It wasn't that Monty was homesick. He was a veteran of English boarding school. For pure terror and treachery, none of America's bugle-blowing prisons can touch English boarding school. If Gen. George Patton had gone to English boarding school instead of West Point, he'd have whimpered himself to sleep every night.
Hopping a Greyhound bus, Montgomerie rode four hours to Albuquerque, and telephoned his dad. "Right," James said, "get on the first flight to a major American city and call me back." There were four planes leaving that morning, for Los Angeles, San Francisco, Dallas and Houston. The first went to Houston. "OK, I'm here," he told his father.
"Where are you?"
"Let me see what I can do."
A friend of a friend of a friend, a minister, knew the golf coach at Houston Baptist University. Like nearly every cleric in the world -- priest or Protestant -- the vicar was at least a devout if not a profane golfer. Montgomerie's résumé (the Scottish Youth Team, basically) wasn't overwhelming. "But they invited me to be a 'walk-on,' whatever that was," he says, "and if I played well enough, they'd see about a tuition scholarship the next year."
Monty had a thousand dollars to last him five months. "It seemed like all the money in the world at the time," he says, "but it wasn't." He landed a $4-an-hour job at a country club picking up range balls in one of those little caged carts, "with everyone aiming at you," he says, "and I'd do the same." Figuratively, he would spend his entire career riding back and forth in that slow, rolling shooting gallery, being bombarded from every angle.

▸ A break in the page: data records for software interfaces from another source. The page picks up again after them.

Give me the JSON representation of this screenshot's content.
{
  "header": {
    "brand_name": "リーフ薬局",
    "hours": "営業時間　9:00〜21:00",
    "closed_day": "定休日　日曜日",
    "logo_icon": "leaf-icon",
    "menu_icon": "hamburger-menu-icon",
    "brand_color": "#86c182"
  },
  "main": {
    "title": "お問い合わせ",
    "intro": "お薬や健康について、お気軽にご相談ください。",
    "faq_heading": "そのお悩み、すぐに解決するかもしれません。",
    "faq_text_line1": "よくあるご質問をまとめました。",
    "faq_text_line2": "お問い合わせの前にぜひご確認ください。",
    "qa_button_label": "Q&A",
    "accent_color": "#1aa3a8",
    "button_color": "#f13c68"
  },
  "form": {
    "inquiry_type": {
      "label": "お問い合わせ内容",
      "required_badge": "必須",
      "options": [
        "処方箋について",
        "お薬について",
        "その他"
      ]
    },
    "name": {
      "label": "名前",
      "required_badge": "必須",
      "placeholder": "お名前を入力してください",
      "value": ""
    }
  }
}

But Houston Baptist was a stunning success. "I had a thoroughly great time," he says. "It was a fantastic way of life." From the Astrodome to the Space Center, he took in everything he could. It's possible that Montgomerie knows America and Americans better than any other golfer who ever crossed the ocean. "I even went to the Southfork Ranch up in Dallas," he says, "to say hi to J.R. Ewing." Of course, about five minutes after Montgomerie unpacked his clubs, he was the No. 1 player on the team. He had that rhythmic, metronomic swing even then. Unlike most foreign amateurs, who just pause at U.S. colleges, Monty stayed four years and was graduated (business and pre-law). He missed the cap-and-gown ceremony for a Walker Cup at Sunningdale, the right choice then and now, but feels a palpable disappointment still.